But at 87, Miller knew he couldn’t complete the journey alone.
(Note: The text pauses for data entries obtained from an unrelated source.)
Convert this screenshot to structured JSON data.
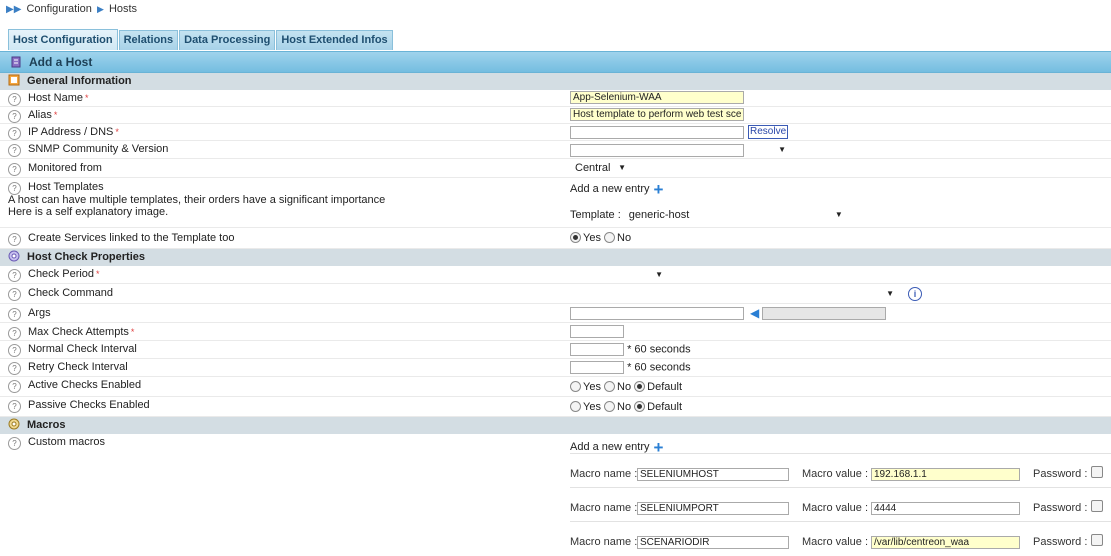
{
  "breadcrumb": {
    "root": "Configuration",
    "current": "Hosts"
  },
  "tabs": [
    "Host Configuration",
    "Relations",
    "Data Processing",
    "Host Extended Infos"
  ],
  "title": "Add a Host",
  "sections": {
    "general": "General Information",
    "check": "Host Check Properties",
    "macros": "Macros"
  },
  "general": {
    "host_name_label": "Host Name",
    "host_name_value": "App-Selenium-WAA",
    "alias_label": "Alias",
    "alias_value": "Host template to perform web test sce",
    "ip_label": "IP Address / DNS",
    "ip_value": "",
    "resolve_label": "Resolve",
    "snmp_label": "SNMP Community & Version",
    "snmp_value": "",
    "monitored_label": "Monitored from",
    "monitored_value": "Central",
    "templates_label": "Host Templates",
    "templates_help1": "A host can have multiple templates, their orders have a significant importance",
    "templates_help2": "Here is a self explanatory image.",
    "add_entry": "Add a new entry",
    "template_label": "Template :",
    "template_value": "generic-host",
    "create_services_label": "Create Services linked to the Template too",
    "yes": "Yes",
    "no": "No"
  },
  "check": {
    "period_label": "Check Period",
    "command_label": "Check Command",
    "args_label": "Args",
    "max_attempts_label": "Max Check Attempts",
    "normal_interval_label": "Normal Check Interval",
    "retry_interval_label": "Retry Check Interval",
    "seconds_suffix": "* 60 seconds",
    "active_label": "Active Checks Enabled",
    "passive_label": "Passive Checks Enabled",
    "yes": "Yes",
    "no": "No",
    "default": "Default"
  },
  "macros": {
    "custom_label": "Custom macros",
    "add_entry": "Add a new entry",
    "name_label": "Macro name :",
    "value_label": "Macro value :",
    "password_label": "Password :",
    "items": [
      {
        "name": "SELENIUMHOST",
        "value": "192.168.1.1"
      },
      {
        "name": "SELENIUMPORT",
        "value": "4444"
      },
      {
        "name": "SCENARIODIR",
        "value": "/var/lib/centreon_waa"
      }
    ]
  },
  "colors": {
    "accent": "#74bde0",
    "section": "#d3dde3",
    "highlight": "#ffffcc"
  }
}
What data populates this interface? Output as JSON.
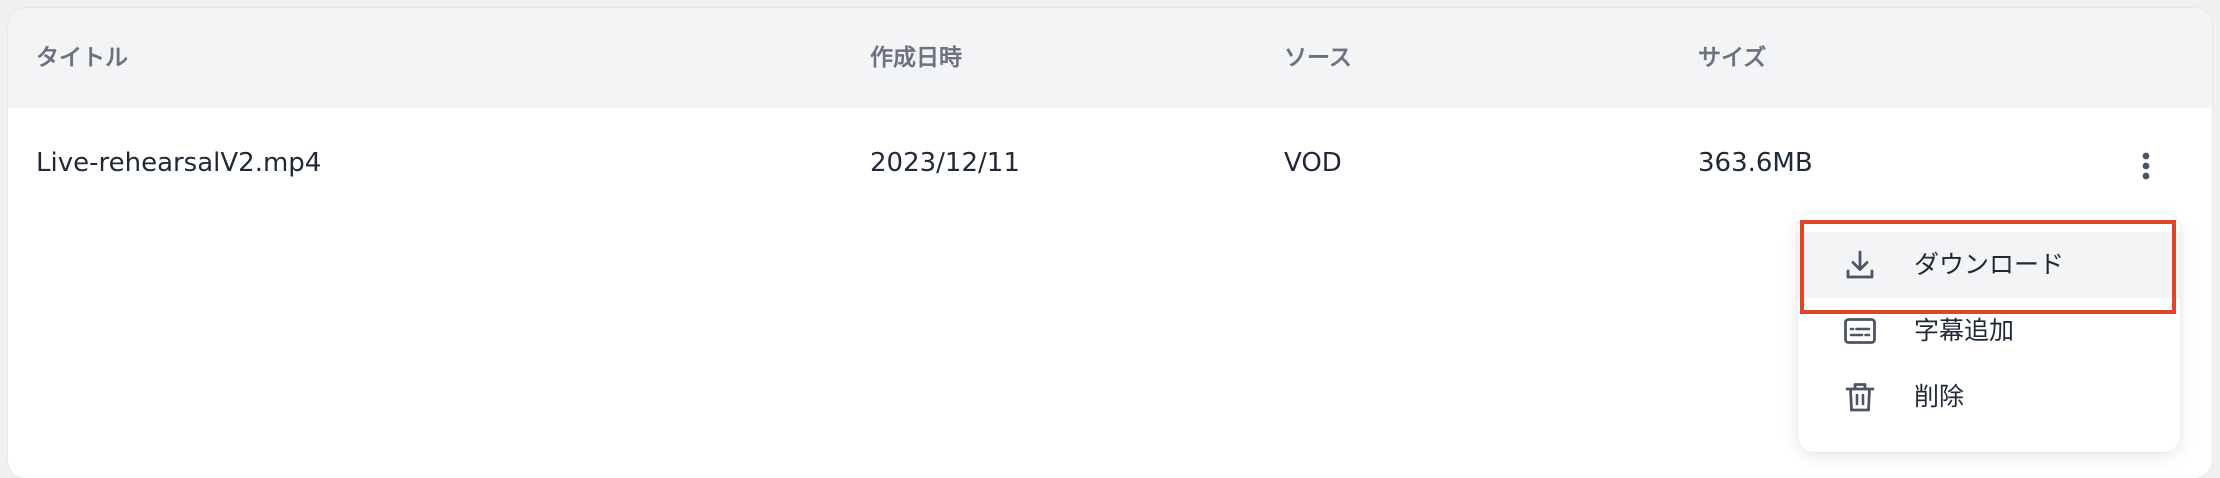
{
  "table": {
    "columns": [
      "タイトル",
      "作成日時",
      "ソース",
      "サイズ"
    ],
    "rows": [
      {
        "title": "Live-rehearsalV2.mp4",
        "created": "2023/12/11",
        "source": "VOD",
        "size": "363.6MB"
      }
    ]
  },
  "row_menu": {
    "items": [
      {
        "label": "ダウンロード",
        "icon": "download-icon"
      },
      {
        "label": "字幕追加",
        "icon": "subtitles-icon"
      },
      {
        "label": "削除",
        "icon": "trash-icon"
      }
    ],
    "highlighted_item": "ダウンロード"
  },
  "colors": {
    "header_bg": "#f3f4f6",
    "header_text": "#6b7280",
    "body_text": "#1f2937",
    "icon": "#4b5563",
    "highlight_border": "#e0452b"
  }
}
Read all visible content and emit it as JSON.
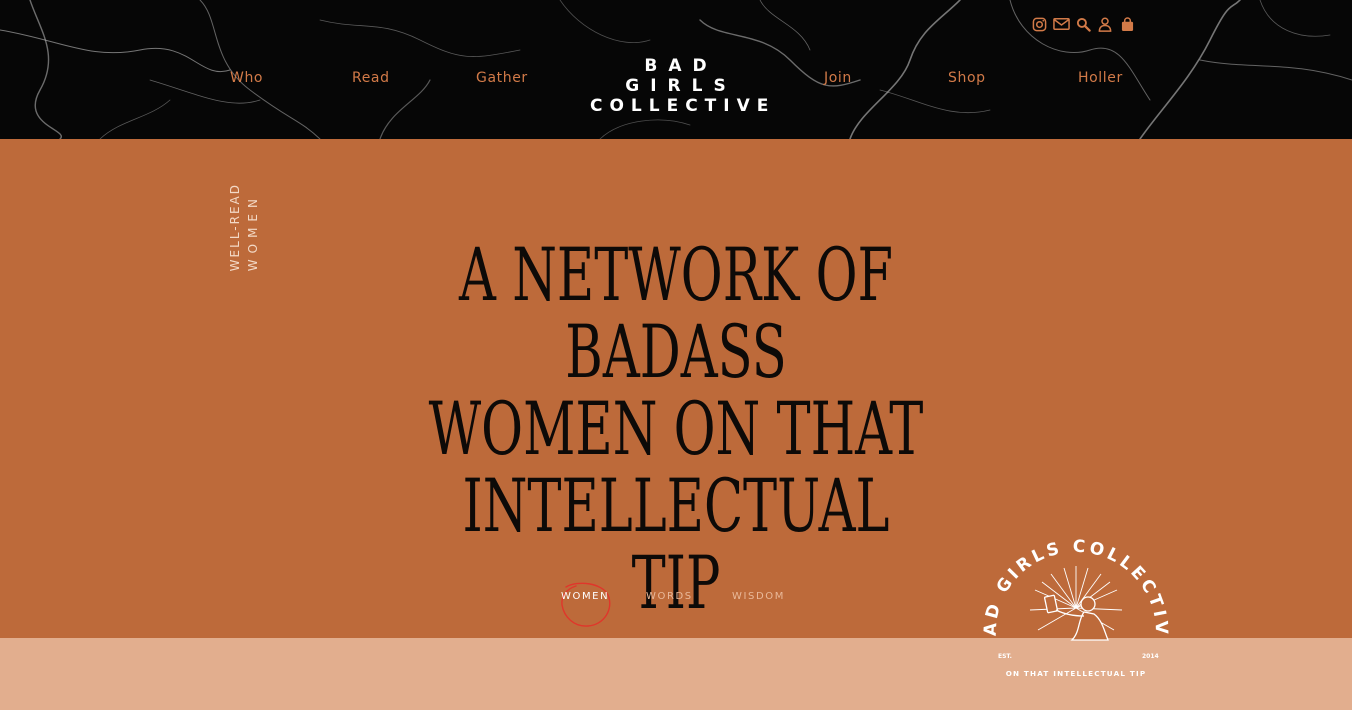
{
  "brand": {
    "logo_line1": "BAD GIRLS",
    "logo_line2": "COLLECTIVE"
  },
  "nav": {
    "left": [
      "Who",
      "Read",
      "Gather"
    ],
    "right": [
      "Join",
      "Shop",
      "Holler"
    ]
  },
  "utility_icons": [
    "instagram-icon",
    "mail-icon",
    "search-icon",
    "user-icon",
    "bag-icon"
  ],
  "hero": {
    "vertical_line1": "WELL-READ",
    "vertical_line2": "WOMEN",
    "headline_line1": "A NETWORK OF BADASS",
    "headline_line2": "WOMEN ON THAT",
    "headline_line3": "INTELLECTUAL TIP",
    "tabs": [
      {
        "label": "WOMEN",
        "active": true
      },
      {
        "label": "WORDS",
        "active": false
      },
      {
        "label": "WISDOM",
        "active": false
      }
    ]
  },
  "badge": {
    "top_text": "BAD GIRLS COLLECTIVE",
    "est_label": "EST.",
    "year": "2014",
    "bottom_text": "ON THAT INTELLECTUAL TIP"
  },
  "colors": {
    "header_bg": "#060606",
    "accent": "#d27a48",
    "hero_bg": "#bd6a3a",
    "footer_band": "#e2ae8e",
    "circle": "#e0362b"
  }
}
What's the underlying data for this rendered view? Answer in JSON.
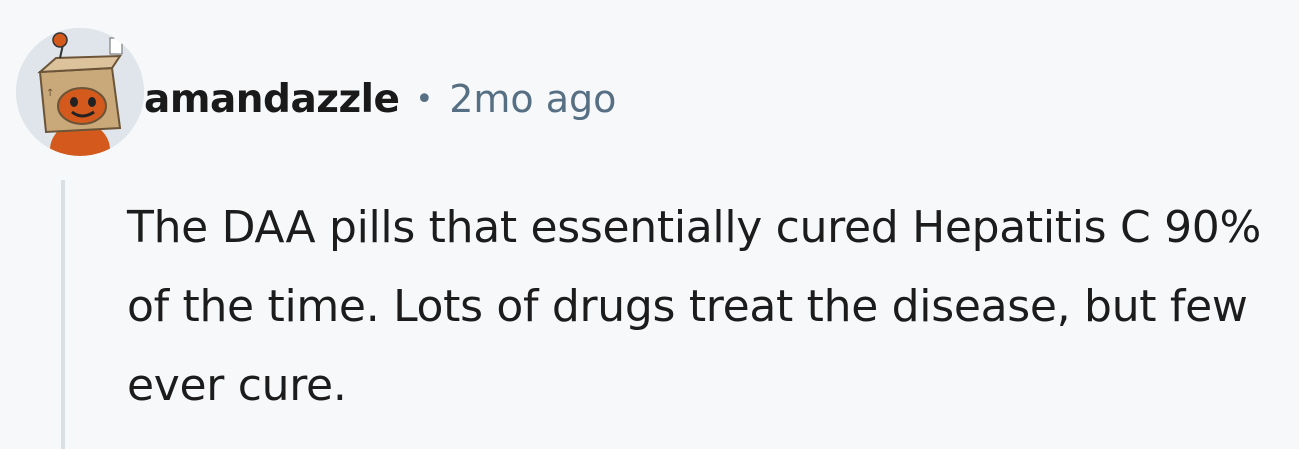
{
  "comment": {
    "avatar_icon": "snoo-avatar-icon",
    "username": "amandazzle",
    "separator": "•",
    "timestamp": "2mo ago",
    "body": "The DAA pills that essentially cured Hepatitis C 90% of the time. Lots of drugs treat the disease, but few ever cure."
  },
  "colors": {
    "background": "#f6f8fa",
    "username": "#1a1a1b",
    "meta": "#576f83",
    "thread_line": "#d9dfe4",
    "avatar_body": "#d35a1c"
  }
}
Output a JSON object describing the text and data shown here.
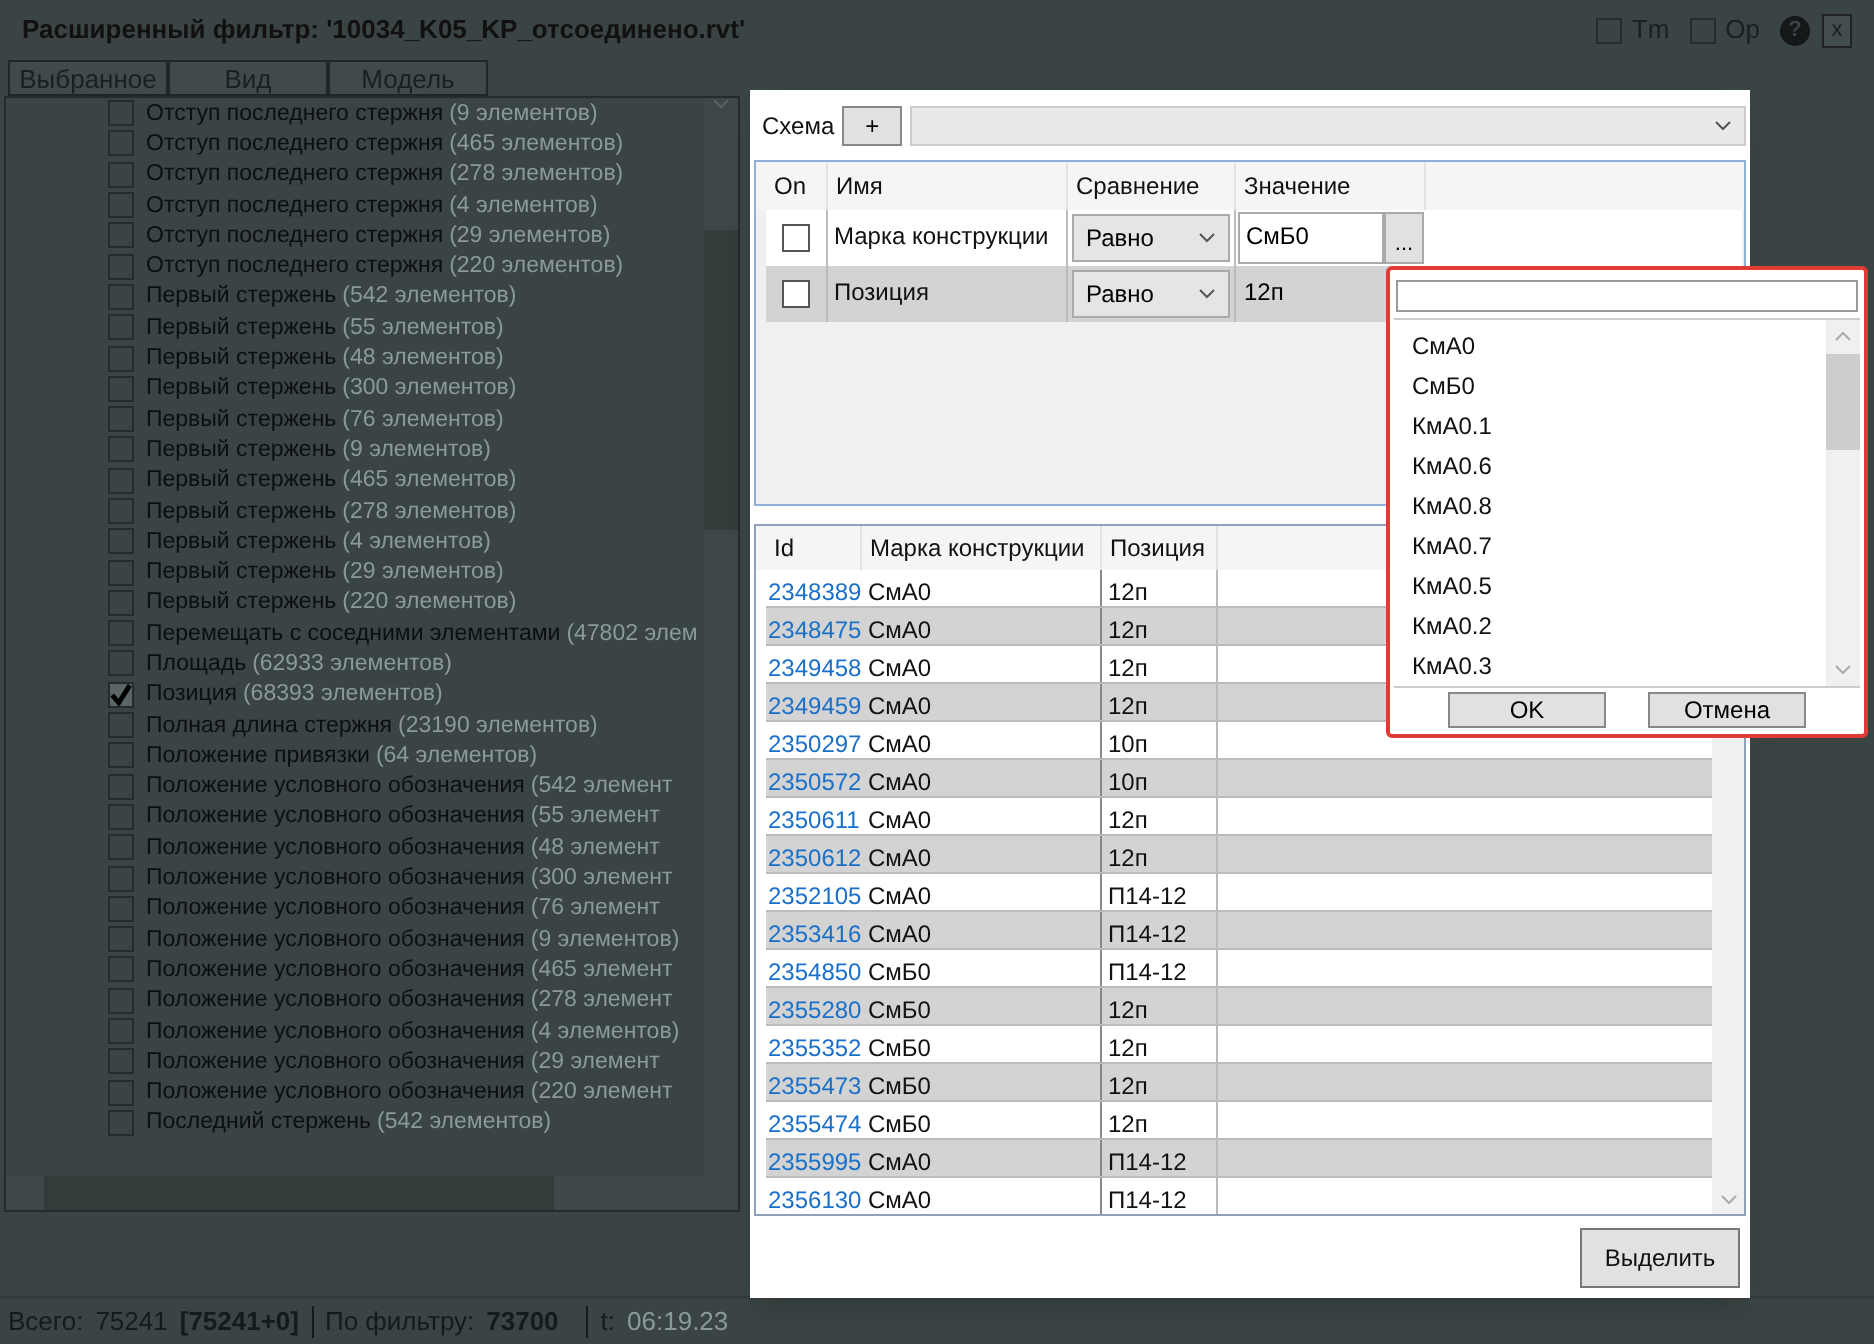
{
  "window": {
    "title": "Расширенный фильтр: '10034_K05_KP_отсоединено.rvt'",
    "options": [
      {
        "label": "Tm",
        "checked": false
      },
      {
        "label": "Op",
        "checked": false
      }
    ],
    "help": "?",
    "close": "x"
  },
  "source_buttons": [
    "Выбранное",
    "Вид",
    "Модель"
  ],
  "parameters": [
    {
      "name": "Отступ последнего стержня",
      "count": "(9 элементов)",
      "checked": false
    },
    {
      "name": "Отступ последнего стержня",
      "count": "(465 элементов)",
      "checked": false
    },
    {
      "name": "Отступ последнего стержня",
      "count": "(278 элементов)",
      "checked": false
    },
    {
      "name": "Отступ последнего стержня",
      "count": "(4 элементов)",
      "checked": false
    },
    {
      "name": "Отступ последнего стержня",
      "count": "(29 элементов)",
      "checked": false
    },
    {
      "name": "Отступ последнего стержня",
      "count": "(220 элементов)",
      "checked": false
    },
    {
      "name": "Первый стержень",
      "count": "(542 элементов)",
      "checked": false
    },
    {
      "name": "Первый стержень",
      "count": "(55 элементов)",
      "checked": false
    },
    {
      "name": "Первый стержень",
      "count": "(48 элементов)",
      "checked": false
    },
    {
      "name": "Первый стержень",
      "count": "(300 элементов)",
      "checked": false
    },
    {
      "name": "Первый стержень",
      "count": "(76 элементов)",
      "checked": false
    },
    {
      "name": "Первый стержень",
      "count": "(9 элементов)",
      "checked": false
    },
    {
      "name": "Первый стержень",
      "count": "(465 элементов)",
      "checked": false
    },
    {
      "name": "Первый стержень",
      "count": "(278 элементов)",
      "checked": false
    },
    {
      "name": "Первый стержень",
      "count": "(4 элементов)",
      "checked": false
    },
    {
      "name": "Первый стержень",
      "count": "(29 элементов)",
      "checked": false
    },
    {
      "name": "Первый стержень",
      "count": "(220 элементов)",
      "checked": false
    },
    {
      "name": "Перемещать с соседними элементами",
      "count": "(47802 элем",
      "checked": false
    },
    {
      "name": "Площадь",
      "count": "(62933 элементов)",
      "checked": false
    },
    {
      "name": "Позиция",
      "count": "(68393 элементов)",
      "checked": true
    },
    {
      "name": "Полная длина стержня",
      "count": "(23190 элементов)",
      "checked": false
    },
    {
      "name": "Положение привязки",
      "count": "(64 элементов)",
      "checked": false
    },
    {
      "name": "Положение условного обозначения",
      "count": "(542 элемент",
      "checked": false
    },
    {
      "name": "Положение условного обозначения",
      "count": "(55 элемент",
      "checked": false
    },
    {
      "name": "Положение условного обозначения",
      "count": "(48 элемент",
      "checked": false
    },
    {
      "name": "Положение условного обозначения",
      "count": "(300 элемент",
      "checked": false
    },
    {
      "name": "Положение условного обозначения",
      "count": "(76 элемент",
      "checked": false
    },
    {
      "name": "Положение условного обозначения",
      "count": "(9 элементов)",
      "checked": false
    },
    {
      "name": "Положение условного обозначения",
      "count": "(465 элемент",
      "checked": false
    },
    {
      "name": "Положение условного обозначения",
      "count": "(278 элемент",
      "checked": false
    },
    {
      "name": "Положение условного обозначения",
      "count": "(4 элементов)",
      "checked": false
    },
    {
      "name": "Положение условного обозначения",
      "count": "(29 элемент",
      "checked": false
    },
    {
      "name": "Положение условного обозначения",
      "count": "(220 элемент",
      "checked": false
    },
    {
      "name": "Последний стержень",
      "count": "(542 элементов)",
      "checked": false
    }
  ],
  "status": {
    "total_label": "Всего:",
    "total": "75241",
    "breakdown": "[75241+0]",
    "filter_label": "По фильтру:",
    "filter_count": "73700",
    "time_label": "t:",
    "time": "06:19.23"
  },
  "dialog": {
    "schema_label": "Схема",
    "add": "+",
    "filter_columns": [
      "On",
      "Имя",
      "Сравнение",
      "Значение"
    ],
    "filters": [
      {
        "checked": false,
        "name": "Марка конструкции",
        "comparison": "Равно",
        "value": "СмБ0",
        "kind": "picker"
      },
      {
        "checked": false,
        "name": "Позиция",
        "comparison": "Равно",
        "value": "12п",
        "kind": "text"
      }
    ],
    "picker_button": "...",
    "result_columns": [
      "Id",
      "Марка конструкции",
      "Позиция"
    ],
    "rows": [
      [
        "2348389",
        "СмА0",
        "12п"
      ],
      [
        "2348475",
        "СмА0",
        "12п"
      ],
      [
        "2349458",
        "СмА0",
        "12п"
      ],
      [
        "2349459",
        "СмА0",
        "12п"
      ],
      [
        "2350297",
        "СмА0",
        "10п"
      ],
      [
        "2350572",
        "СмА0",
        "10п"
      ],
      [
        "2350611",
        "СмА0",
        "12п"
      ],
      [
        "2350612",
        "СмА0",
        "12п"
      ],
      [
        "2352105",
        "СмА0",
        "П14-12"
      ],
      [
        "2353416",
        "СмА0",
        "П14-12"
      ],
      [
        "2354850",
        "СмБ0",
        "П14-12"
      ],
      [
        "2355280",
        "СмБ0",
        "12п"
      ],
      [
        "2355352",
        "СмБ0",
        "12п"
      ],
      [
        "2355473",
        "СмБ0",
        "12п"
      ],
      [
        "2355474",
        "СмБ0",
        "12п"
      ],
      [
        "2355995",
        "СмА0",
        "П14-12"
      ],
      [
        "2356130",
        "СмА0",
        "П14-12"
      ]
    ],
    "select_button": "Выделить"
  },
  "popup": {
    "items": [
      "СмА0",
      "СмБ0",
      "КмА0.1",
      "КмА0.6",
      "КмА0.8",
      "КмА0.7",
      "КмА0.5",
      "КмА0.2",
      "КмА0.3"
    ],
    "ok": "OK",
    "cancel": "Отмена"
  }
}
With any older aircraft, maintenance and upkeep is a constant variable, so it would need someone who wasn’t just in the game.
He chose 27-year-old engineer Freya Inkster.
“She’s an absolutely terrific maintenance engineer,” Miller said.
A pilot herself, she maintains around 30 to 40 planes, including Miller’s, and said she was honored when he asked her to help with his final flight.
A good thing too.
About halfway through the voyage, the Navion began to have engine trouble and had to land in Kenora, Ontario.
“I thought, ‘Please don’t be a cylinder,’ but it was a cylinder,” Inkster said.
She ended up having to replace it, shipping a rebuilt device they luckily had in Langley.
The rest of the flight passed without incident.
“This one is special,” Inkster said. “Each Navion is different, it doesn’t matter if they are from the same year, each one is different.”
Last Thursday, after nearly seven decades of flight, Miller descended from the sky for the last time.
To his surprise, two fire engines arched water jets over the runway in a welcome gesture.
After an emotional embrace with Anderson, Miller handed her the keys to his plane.
“The end of an era, that’s for sure,” Miller said.
“I hope when the new museum opens, I’ll come back here, and I’ll take Freya with me, and I’ll come back to see him, and that will be the last time I see him.”